**Problem requirements**: The data below has to be returned exactly, down to the last character.

** Data in this exercise follows **

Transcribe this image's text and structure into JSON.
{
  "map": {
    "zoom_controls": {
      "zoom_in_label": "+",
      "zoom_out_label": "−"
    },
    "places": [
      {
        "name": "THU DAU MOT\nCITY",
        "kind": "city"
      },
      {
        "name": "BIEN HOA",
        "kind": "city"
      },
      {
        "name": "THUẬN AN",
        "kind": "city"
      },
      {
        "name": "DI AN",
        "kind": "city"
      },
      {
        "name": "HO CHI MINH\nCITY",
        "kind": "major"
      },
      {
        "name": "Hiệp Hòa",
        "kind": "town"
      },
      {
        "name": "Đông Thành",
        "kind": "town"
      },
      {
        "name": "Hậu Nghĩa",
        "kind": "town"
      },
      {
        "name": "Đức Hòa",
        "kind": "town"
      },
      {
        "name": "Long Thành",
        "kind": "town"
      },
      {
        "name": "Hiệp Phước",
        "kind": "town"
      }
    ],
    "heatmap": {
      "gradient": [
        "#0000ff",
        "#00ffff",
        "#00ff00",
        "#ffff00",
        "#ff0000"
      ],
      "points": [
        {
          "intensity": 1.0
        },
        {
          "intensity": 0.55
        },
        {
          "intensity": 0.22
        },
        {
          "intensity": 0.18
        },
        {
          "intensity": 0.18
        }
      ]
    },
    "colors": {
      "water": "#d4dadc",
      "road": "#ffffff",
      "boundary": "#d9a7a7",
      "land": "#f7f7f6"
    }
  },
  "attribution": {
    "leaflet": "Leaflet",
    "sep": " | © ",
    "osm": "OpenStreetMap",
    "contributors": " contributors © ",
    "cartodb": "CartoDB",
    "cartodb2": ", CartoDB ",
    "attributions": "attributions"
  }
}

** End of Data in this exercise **

**Problem solution**:
Transcribe this image's text and structure into JSON.
{
  "map": {
    "zoom_controls": {
      "zoom_in_label": "+",
      "zoom_out_label": "−"
    },
    "places": [
      {
        "name": "THU DAU MOT\nCITY",
        "kind": "city"
      },
      {
        "name": "BIEN HOA",
        "kind": "city"
      },
      {
        "name": "THUẬN AN",
        "kind": "city"
      },
      {
        "name": "DI AN",
        "kind": "city"
      },
      {
        "name": "HO CHI MINH\nCITY",
        "kind": "major"
      },
      {
        "name": "Hiệp Hòa",
        "kind": "town"
      },
      {
        "name": "Đông Thành",
        "kind": "town"
      },
      {
        "name": "Hậu Nghĩa",
        "kind": "town"
      },
      {
        "name": "Đức Hòa",
        "kind": "town"
      },
      {
        "name": "Long Thành",
        "kind": "town"
      },
      {
        "name": "Hiệp Phước",
        "kind": "town"
      }
    ],
    "heatmap": {
      "gradient": [
        "#0000ff",
        "#00ffff",
        "#00ff00",
        "#ffff00",
        "#ff0000"
      ],
      "points": [
        {
          "intensity": 1.0
        },
        {
          "intensity": 0.55
        },
        {
          "intensity": 0.22
        },
        {
          "intensity": 0.18
        },
        {
          "intensity": 0.18
        }
      ]
    },
    "colors": {
      "water": "#d4dadc",
      "road": "#ffffff",
      "boundary": "#d9a7a7",
      "land": "#f7f7f6"
    }
  },
  "attribution": {
    "leaflet": "Leaflet",
    "sep": " | © ",
    "osm": "OpenStreetMap",
    "contributors": " contributors © ",
    "cartodb": "CartoDB",
    "cartodb2": ", CartoDB ",
    "attributions": "attributions"
  }
}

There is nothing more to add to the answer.